Then, one day, their friendship just stops. Charlie doesn't seem to know why,
and Sam has never explained why he ended it. Charlie is
first shocked then angry that Sam just won't give him the reason for walking out on him.
They both live in the same neighborhood and attend the same school, but for over a year now, they haven't spoken a word to each other. One day, Sam just told Charlie over the phone with a strange quiver in his voice that he didn't want to hang out anymore.
At school they make eye contact, but Charlie always turns away.
After a while, it becomes easier for Charlie to just not even to say hi. Charlie misses Sam, and it would have been nice to talk to him when his mother got sick, especially after she died. Certainly if Charlie had stayed friends with Sam, he could have been far more open with him.
Bitter and fed-up, all Charlie wants to do is escape to a deserted island somewhere, far away from all of the complications that people can bring. Indeed, Charlie seems to have lost the emotional resources to cope.
For the year since his mother's death, things have been
going steadily downhill; its almost as though he's had to relearn his whole life.
Charlie's home has been progressively falling apart. Staggering from the death of his wife, Charlie's father, a specialist in real estate, has all but stopped going to work.
He does little more than sit around the house reading books, mulling over the paper, steadfastly watching television, and taking naps that sometimes last half a day.
While Charlie watches his father turn little by little into a hermit, drinking heavily and refusing to eat, he prays that his mother
can somehow return so that she could put him back on track. Although Charlie has
a nice girlfriend named Kate, a car, and a year left to go in high school, thoughts of his mother bring on a sadness that he just can't seem to rise above.
Meanwhile, Sam's father, a successful architect, seems to be key to Sam's journey toward real meaning in his life. He's recently moved in with David, his boyfriend, much to the chagrin of Sam, his mother, and his younger sister, Hannah. He's also just flown off London to research a project with David, and the fact that's he's all the way across the Atlantic has put an added strain on the family.
It's been almost a year since his parents were separated, and at first Sam
was glad for his father, but he hadn't quite understood the ramifications. When his
father calls him from London with the words "you know your mother and I still care about you and each other a great deal," this does little to dispel Sam's feelings of insecurity as he battles to come to terms with his own sexuality.
Bright, intuitive, and with an understanding far beyond his years, Sam is well aware of the consequences of having Mom's new boyfriend in the house, the homophobic, wisecracking Teddy who is just so over-the-top with all his sniggering gay jokes that Sam finds the whole scene totally downright annoying.
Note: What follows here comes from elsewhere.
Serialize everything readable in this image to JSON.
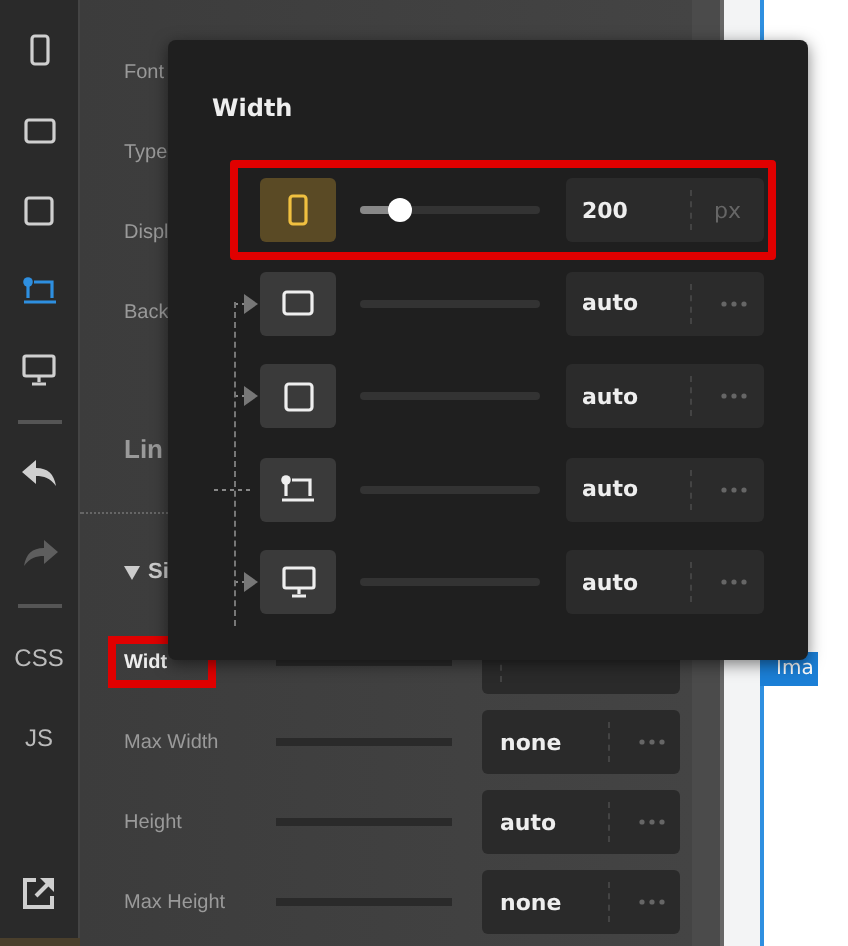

Luckily, there's some light on the horizon in the form of Sam's best friend, Melissa, who hooks him up with
smart, sexy Justin McDonnell, "his hair so blond it was nearly white, rising up on a cool, crazy sweep right off his forehead."
Certainly for Sam, Justin's the absolute coolest guy he's met in a long time.
For Charlie, however, things aren't going that well. He's under a lot of pressure from Kate to quit smoking grass while also
contending with the viciousness of Derrick Harding, the local dope supplier.
A year ago, Derrick sent Charlie home with a bag of marijuana, telling him not to worry about paying for it. "Later," was his famous line. "You can pay me later."
The problem for Charlie is that a year has now passed "like smoke in a breeze," and suddenly he finds himself the unwilling
target of Derrick's revenge plan. It doesn't help that Charlie lacks the ability to play "the good game," and he's well aware that doesn't really fit in with all the jocks, especially since his mother died.
This lovely coming-of-age tale is also a tender, sweet-hearted parable and a symbolic reflection on the need to belong. In the course of the story, both Charlie and Sam learn some hard lessons about
the need for courage in order confess one's innermost secrets, regardless of whether these secrets will be accepted or not.
Although Saints of Augustine is basically a novel for teens, adults will find much pleasure in reading about the trials and tribulations of Charlie and Sam as they journey towards forgiveness and generosity, and even an acceptance of themselves and of each other.